The FITS solution was recently updated with new features aimed at optimizing asset management, preventive maintenance and other critical functions at modern industrial facilities. They include:
- FITS prototyping with a focus on Web Services and mobile device use cases. This includes Web browser and app-based access to the IIoT server. Whereas FDT maintains its core communication and diagnostic capabilities, it now offers remote access to data through mobile devices and web sockets so that other applications can take part in the seamless exchange of information. FITS opens up the automation architecture to allow for more points of access from a data and user interface perspective.
- Mobility apps delivering enhanced business value and empowering the new generation of industrial workforce. Placing information and control in workers’ hands increases visibility so plant processes and productivity can be transformed to achieve new production and maintenance levels. FITS allows for mobility implementations through either OPC UA or the Web Services portal, and underpins two important use cases for the solution – a web browser client and an app connecting to the server via secure web sockets. Future apps will function similar to a plug-in to an FDT/FRAME, but will be easier to standardize via a Web application programming interface (API).
- Augmented reality with FITS using a holographic human-machine Interface (HMI) made possible by Microsoft’s HoloLens computing device. Augmented reality is aimed at achieving context-sensitive increases in human perception so as to relocate information transfer, as well as the traditional, screen-based operation of machines, into space itself. With this approach, users can view real-time and analytic data in a hands-free operation. This includes visualizing sensor status, viewing displays of live data and obtaining support for sensor location. They can maintain their normal field of view with transparent data glasses; virtual content is superimposed over real/physical content.
Role in Global Industry Standards
Deployed in countless automation installations worldwide, FDT technology is incorporated in the international standard IEC 62453, as well as the North American standard ISA103 and China GB/T 29618. Most major system manufacturers today integrate the FDT/FRAME Interface in their solution offerings and more than 8,000 devices are supported by FDT-certified DTMs, making it the most widely adopted standard for integration of devices in industrial control systems.
The FDT standard was accepted as the device integration solution regarding the German Reference Architecture Model Industrie 4.0 (RAMI 4.0). With the availability of the FDT/OPC UA companion specification, sensor-to-cloud, enterprise-wide connectivity is granted with seamless integration and data communications. Remote access to connected machines, production units and devices drives key performance improvements.

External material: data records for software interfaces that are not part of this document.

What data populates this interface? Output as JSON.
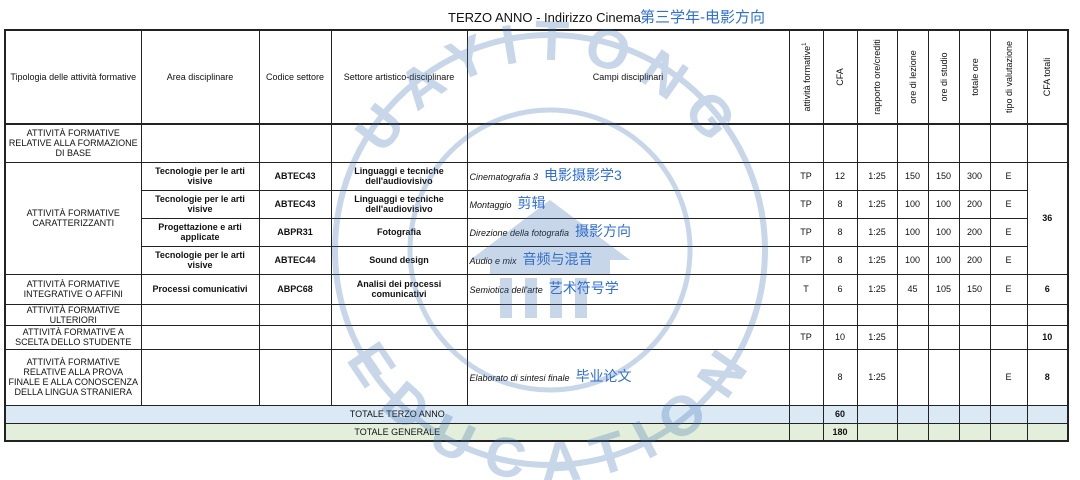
{
  "title": {
    "italian": "TERZO ANNO - Indirizzo Cinema",
    "chinese": "第三学年-电影方向"
  },
  "headers": {
    "tipologia": "Tipologia delle attività formative",
    "area": "Area disciplinare",
    "codice": "Codice settore",
    "settore": "Settore artistico-disciplinare",
    "campi": "Campi disciplinari",
    "attivita": "attività formative",
    "attivita_sup": "1",
    "cfa": "CFA",
    "rapporto": "rapporto ore/crediti",
    "lezione": "ore di lezione",
    "studio": "ore di studio",
    "totale_ore": "totale ore",
    "tipo": "tipo di valutazione",
    "cfa_totali": "CFA totali"
  },
  "rows": {
    "base": {
      "tipologia": "ATTIVITÀ FORMATIVE RELATIVE ALLA FORMAZIONE DI BASE"
    },
    "caratterizzanti": {
      "tipologia": "ATTIVITÀ FORMATIVE CARATTERIZZANTI",
      "cfa_totali": "36",
      "items": [
        {
          "area": "Tecnologie per le arti visive",
          "codice": "ABTEC43",
          "settore": "Linguaggi e tecniche dell'audiovisivo",
          "campo": "Cinematografia 3",
          "campo_cn": "电影摄影学3",
          "att": "TP",
          "cfa": "12",
          "rapporto": "1:25",
          "lezione": "150",
          "studio": "150",
          "totale": "300",
          "tipo": "E"
        },
        {
          "area": "Tecnologie per le arti visive",
          "codice": "ABTEC43",
          "settore": "Linguaggi e tecniche dell'audiovisivo",
          "campo": "Montaggio",
          "campo_cn": "剪辑",
          "att": "TP",
          "cfa": "8",
          "rapporto": "1:25",
          "lezione": "100",
          "studio": "100",
          "totale": "200",
          "tipo": "E"
        },
        {
          "area": "Progettazione e arti applicate",
          "codice": "ABPR31",
          "settore": "Fotografia",
          "campo": "Direzione della fotografia",
          "campo_cn": "摄影方向",
          "att": "TP",
          "cfa": "8",
          "rapporto": "1:25",
          "lezione": "100",
          "studio": "100",
          "totale": "200",
          "tipo": "E"
        },
        {
          "area": "Tecnologie per le arti visive",
          "codice": "ABTEC44",
          "settore": "Sound design",
          "campo": "Audio e mix",
          "campo_cn": "音频与混音",
          "att": "TP",
          "cfa": "8",
          "rapporto": "1:25",
          "lezione": "100",
          "studio": "100",
          "totale": "200",
          "tipo": "E"
        }
      ]
    },
    "integrative": {
      "tipologia": "ATTIVITÀ FORMATIVE INTEGRATIVE O AFFINI",
      "area": "Processi comunicativi",
      "codice": "ABPC68",
      "settore": "Analisi dei processi comunicativi",
      "campo": "Semiotica dell'arte",
      "campo_cn": "艺术符号学",
      "att": "T",
      "cfa": "6",
      "rapporto": "1:25",
      "lezione": "45",
      "studio": "105",
      "totale": "150",
      "tipo": "E",
      "cfa_totali": "6"
    },
    "ulteriori": {
      "tipologia": "ATTIVITÀ FORMATIVE ULTERIORI"
    },
    "scelta": {
      "tipologia": "ATTIVITÀ FORMATIVE A SCELTA DELLO STUDENTE",
      "att": "TP",
      "cfa": "10",
      "rapporto": "1:25",
      "cfa_totali": "10"
    },
    "finale": {
      "tipologia": "ATTIVITÀ FORMATIVE RELATIVE ALLA PROVA FINALE E ALLA CONOSCENZA DELLA LINGUA STRANIERA",
      "campo": "Elaborato di sintesi finale",
      "campo_cn": "毕业论文",
      "cfa": "8",
      "rapporto": "1:25",
      "tipo": "E",
      "cfa_totali": "8"
    }
  },
  "totals": {
    "anno": {
      "label": "TOTALE TERZO ANNO",
      "cfa": "60"
    },
    "generale": {
      "label": "TOTALE GENERALE",
      "cfa": "180"
    }
  },
  "watermark": {
    "top_text": "UAYITONG",
    "bottom_text": "EDUCATION",
    "color": "#3a6fb0"
  }
}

At the same time, OPC UA is the one and only recommendation for realizing the communication layer of the common RAMI 4.0 model. OPC UA offers an essential contribution to the standard, starting from vertical integration via consistency of engineering across the entire lifecycle to horizontal integration. The OPC UA modeling tool will also play an important role for the area of semantics where machines, components and products need to be interpreted and understood.
A growing number of industrial organizations are looking for ways to bring systems, applications and devices together to get information throughout the enterprise. With integration of the FDT and OPC standards, they have an optimal approach for multi-network intelligent device configuration and data interchange.

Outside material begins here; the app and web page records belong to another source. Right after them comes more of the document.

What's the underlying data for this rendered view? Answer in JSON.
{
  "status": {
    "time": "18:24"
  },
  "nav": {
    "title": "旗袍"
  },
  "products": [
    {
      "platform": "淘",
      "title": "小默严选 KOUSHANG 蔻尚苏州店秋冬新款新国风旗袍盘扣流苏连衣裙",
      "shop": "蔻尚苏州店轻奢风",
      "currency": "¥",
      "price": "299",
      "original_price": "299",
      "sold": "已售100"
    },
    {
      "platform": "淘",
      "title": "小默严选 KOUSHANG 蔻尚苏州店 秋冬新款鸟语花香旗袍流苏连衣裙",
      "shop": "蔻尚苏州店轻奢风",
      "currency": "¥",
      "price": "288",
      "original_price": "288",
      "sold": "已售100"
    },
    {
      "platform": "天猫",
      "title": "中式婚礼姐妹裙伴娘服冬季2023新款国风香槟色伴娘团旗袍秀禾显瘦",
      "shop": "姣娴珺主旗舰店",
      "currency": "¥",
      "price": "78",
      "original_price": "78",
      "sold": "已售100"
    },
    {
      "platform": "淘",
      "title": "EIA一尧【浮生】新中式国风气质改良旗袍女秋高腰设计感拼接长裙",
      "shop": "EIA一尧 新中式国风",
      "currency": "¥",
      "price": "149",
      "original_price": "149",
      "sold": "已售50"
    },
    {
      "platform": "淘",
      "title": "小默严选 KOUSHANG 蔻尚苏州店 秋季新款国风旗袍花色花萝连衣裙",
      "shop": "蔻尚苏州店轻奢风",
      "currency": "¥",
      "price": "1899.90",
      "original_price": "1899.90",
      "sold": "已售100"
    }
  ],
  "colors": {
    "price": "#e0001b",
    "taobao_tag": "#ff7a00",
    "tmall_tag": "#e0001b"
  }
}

FDT has always provided the highest degree of usability of device, diagnostics and runtime capabilities for simple and complex devices, and leveraging OPC UA now provides the complete solution for exchanging this data and information into other applications areas for a single approach to enterprise integration.